I've been reading lots of reactions from other naturalists/Australians/people-with-opinions and they seem to be pretty divided. Most are sad to hear of his untimely death, others are firmly in the i-told-you-so camp, like this lovely lady. I used to respect Germaine Greer, but I'm afraid I found this diatribe pretty crass. She may not have agreed with his approach, but it was well-intentioned, and a lot of people who know and care about conservation now might not give two hoots if it hadn't been for Steve Irwin. That's no bad thing if you ask me.
And that's not to mention the huge amount of time and money he poured into stopping the trade in illegal animal products, and preserving the habitats of those animals whose species have been forced to the point of extinction because of the selfishness of humans. Would Greer prefer that Steve Irwin had spent his life working quietly in anonymity making a tiny difference to these issues, or that he used his TV-friendly personality to promote them and bring them to a huge audience, in order to save her delicate sensibilities being offended?
But I must come down from my soapbox.
Whatever Greer's feelings are about Steve, he was still a person with a young family - a family who are grieving and contemplating a life without a loved one. Maybe I'm a bit sensitive to this, having prematurely lost my dad last year, but Greer seems to be revelling in Steve Irwin's demise without thinking that his family might one day read her little column and be hurt by it.

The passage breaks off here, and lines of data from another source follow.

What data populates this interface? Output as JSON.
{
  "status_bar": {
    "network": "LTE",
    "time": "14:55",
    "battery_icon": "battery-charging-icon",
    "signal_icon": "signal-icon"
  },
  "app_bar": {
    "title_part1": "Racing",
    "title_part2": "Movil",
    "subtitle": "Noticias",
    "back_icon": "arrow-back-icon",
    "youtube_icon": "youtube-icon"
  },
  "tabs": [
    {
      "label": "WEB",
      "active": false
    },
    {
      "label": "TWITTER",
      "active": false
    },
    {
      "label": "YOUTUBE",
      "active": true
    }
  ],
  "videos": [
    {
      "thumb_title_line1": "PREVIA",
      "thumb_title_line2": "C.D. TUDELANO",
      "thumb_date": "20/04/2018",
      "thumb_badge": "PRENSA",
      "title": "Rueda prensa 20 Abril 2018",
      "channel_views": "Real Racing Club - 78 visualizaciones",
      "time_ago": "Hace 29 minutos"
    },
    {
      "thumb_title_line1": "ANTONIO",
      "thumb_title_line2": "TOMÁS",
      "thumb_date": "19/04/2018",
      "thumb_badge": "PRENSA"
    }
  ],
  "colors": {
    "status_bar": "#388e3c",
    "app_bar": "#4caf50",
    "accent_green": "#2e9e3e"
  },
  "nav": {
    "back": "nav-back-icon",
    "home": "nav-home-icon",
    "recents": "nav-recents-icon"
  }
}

She should save her cynicism for over her own dinner table (I bet Friday nights are a hoot round her house).